What this task involves:
Copy out the data below as written; omit any images.

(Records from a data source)

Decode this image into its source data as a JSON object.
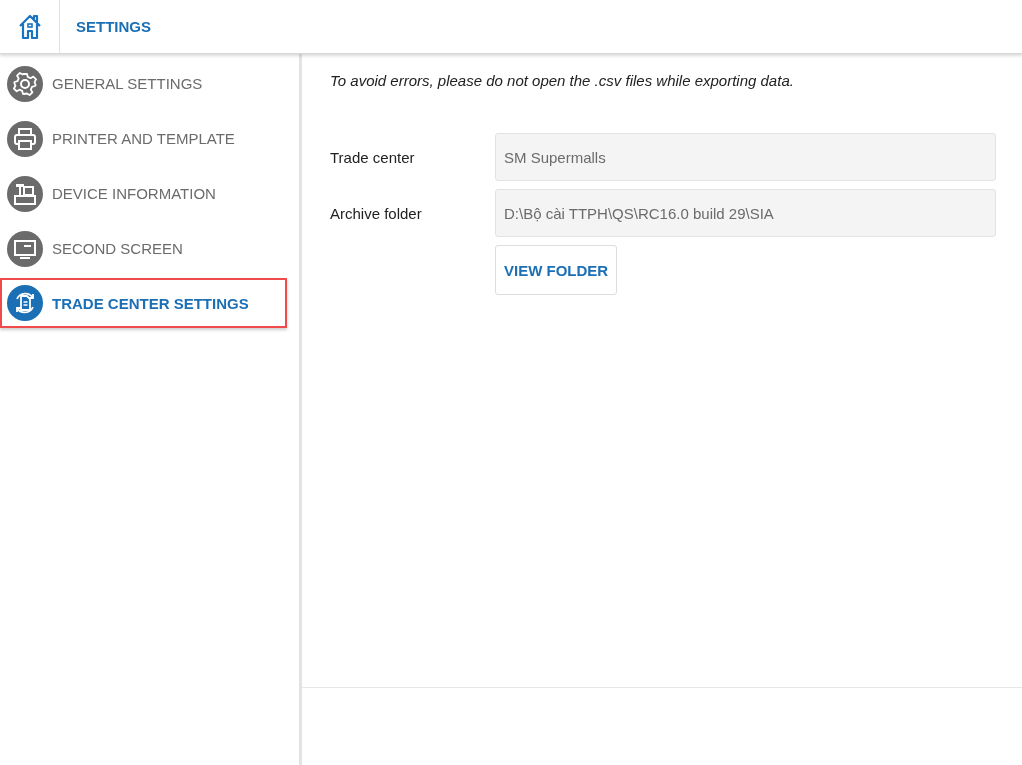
{
  "header": {
    "title": "SETTINGS"
  },
  "sidebar": {
    "items": [
      {
        "label": "GENERAL SETTINGS",
        "selected": false
      },
      {
        "label": "PRINTER AND TEMPLATE",
        "selected": false
      },
      {
        "label": "DEVICE INFORMATION",
        "selected": false
      },
      {
        "label": "SECOND SCREEN",
        "selected": false
      },
      {
        "label": "TRADE CENTER SETTINGS",
        "selected": true
      }
    ]
  },
  "content": {
    "notice": "To avoid errors, please do not open the .csv files while exporting data.",
    "fields": [
      {
        "label": "Trade center",
        "value": "SM Supermalls"
      },
      {
        "label": "Archive folder",
        "value": "D:\\Bộ cài TTPH\\QS\\RC16.0 build 29\\SIA"
      }
    ],
    "button": "VIEW FOLDER"
  }
}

Response to the task:
Decode this image into its source data as a JSON object.
{
  "header": {
    "title": "SETTINGS"
  },
  "sidebar": {
    "items": [
      {
        "label": "GENERAL SETTINGS",
        "selected": false
      },
      {
        "label": "PRINTER AND TEMPLATE",
        "selected": false
      },
      {
        "label": "DEVICE INFORMATION",
        "selected": false
      },
      {
        "label": "SECOND SCREEN",
        "selected": false
      },
      {
        "label": "TRADE CENTER SETTINGS",
        "selected": true
      }
    ]
  },
  "content": {
    "notice": "To avoid errors, please do not open the .csv files while exporting data.",
    "fields": [
      {
        "label": "Trade center",
        "value": "SM Supermalls"
      },
      {
        "label": "Archive folder",
        "value": "D:\\Bộ cài TTPH\\QS\\RC16.0 build 29\\SIA"
      }
    ],
    "button": "VIEW FOLDER"
  }
}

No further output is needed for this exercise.